Juan de Pareja, The Calling of Saint Matthew, 1661
Who was Juan de Pareja? He was an artist and a Black man who lived first enslaved and then free in 17th-century Seville, Spain. He was the studio assistant to Diego Velázquez and his one-time muse. An ordinary man of his time and a historical curiosity, he has faded in and out of the collective cultural memory for years. For centuries he was known by one myth, which goes something like this:
Velázquez, a favorite of King Philip IV, resided in court along with his dutiful slave de Pareja. Unknown to him, Pareja was making paintings in secret. One day the art-loving king stumbled upon Pareja’s surreptitious labor and demanded that he be freed, declaring that, “The man who had such talent cannot be a slave.”
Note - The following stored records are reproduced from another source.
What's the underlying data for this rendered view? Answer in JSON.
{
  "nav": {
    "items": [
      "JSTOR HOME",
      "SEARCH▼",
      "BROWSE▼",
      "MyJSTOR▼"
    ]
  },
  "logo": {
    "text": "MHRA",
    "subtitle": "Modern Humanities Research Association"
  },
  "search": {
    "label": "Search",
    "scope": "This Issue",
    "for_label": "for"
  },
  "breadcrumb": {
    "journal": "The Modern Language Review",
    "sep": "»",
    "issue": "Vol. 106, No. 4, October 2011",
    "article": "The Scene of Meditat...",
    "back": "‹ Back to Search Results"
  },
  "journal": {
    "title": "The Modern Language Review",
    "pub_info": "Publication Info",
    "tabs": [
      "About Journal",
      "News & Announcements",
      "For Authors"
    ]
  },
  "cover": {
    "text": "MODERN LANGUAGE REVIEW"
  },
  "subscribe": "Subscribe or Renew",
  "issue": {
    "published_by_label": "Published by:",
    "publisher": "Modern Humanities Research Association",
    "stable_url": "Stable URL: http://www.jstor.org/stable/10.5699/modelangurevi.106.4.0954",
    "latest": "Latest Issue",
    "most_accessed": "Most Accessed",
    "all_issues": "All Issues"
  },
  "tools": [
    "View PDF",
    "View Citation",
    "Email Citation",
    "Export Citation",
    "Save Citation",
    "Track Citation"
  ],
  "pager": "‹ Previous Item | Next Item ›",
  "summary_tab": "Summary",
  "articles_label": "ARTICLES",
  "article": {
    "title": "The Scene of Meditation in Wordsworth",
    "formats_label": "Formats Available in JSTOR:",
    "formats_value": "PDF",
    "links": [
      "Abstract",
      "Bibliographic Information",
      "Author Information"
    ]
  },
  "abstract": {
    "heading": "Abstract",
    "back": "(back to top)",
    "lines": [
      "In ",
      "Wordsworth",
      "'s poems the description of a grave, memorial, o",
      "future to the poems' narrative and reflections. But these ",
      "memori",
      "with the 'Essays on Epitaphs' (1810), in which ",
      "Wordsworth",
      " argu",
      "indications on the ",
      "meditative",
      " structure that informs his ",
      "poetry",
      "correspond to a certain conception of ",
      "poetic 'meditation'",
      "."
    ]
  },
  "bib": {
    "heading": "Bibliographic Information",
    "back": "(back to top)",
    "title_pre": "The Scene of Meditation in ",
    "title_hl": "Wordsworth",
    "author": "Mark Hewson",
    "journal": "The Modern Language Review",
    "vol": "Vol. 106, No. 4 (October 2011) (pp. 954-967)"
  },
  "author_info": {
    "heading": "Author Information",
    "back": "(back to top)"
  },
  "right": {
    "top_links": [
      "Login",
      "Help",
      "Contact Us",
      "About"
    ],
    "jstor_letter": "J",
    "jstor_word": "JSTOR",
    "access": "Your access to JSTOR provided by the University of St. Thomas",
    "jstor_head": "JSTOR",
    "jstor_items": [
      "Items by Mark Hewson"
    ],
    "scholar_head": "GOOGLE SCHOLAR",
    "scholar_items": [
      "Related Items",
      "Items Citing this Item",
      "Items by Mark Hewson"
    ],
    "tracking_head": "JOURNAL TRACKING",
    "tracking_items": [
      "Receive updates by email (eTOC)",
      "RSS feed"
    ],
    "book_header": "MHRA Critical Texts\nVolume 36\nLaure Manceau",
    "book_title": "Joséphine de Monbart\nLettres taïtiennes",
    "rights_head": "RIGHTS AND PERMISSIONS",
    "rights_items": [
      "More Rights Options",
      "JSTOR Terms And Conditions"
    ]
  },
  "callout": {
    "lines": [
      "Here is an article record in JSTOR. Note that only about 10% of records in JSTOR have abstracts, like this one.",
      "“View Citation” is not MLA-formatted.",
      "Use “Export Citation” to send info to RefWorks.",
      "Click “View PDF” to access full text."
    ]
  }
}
But what Pareja’s actual life reveals, so far as can be gauged from this vantage point, upends this myth along with some of our most deeply held beliefs about art, its history, and the people who make it.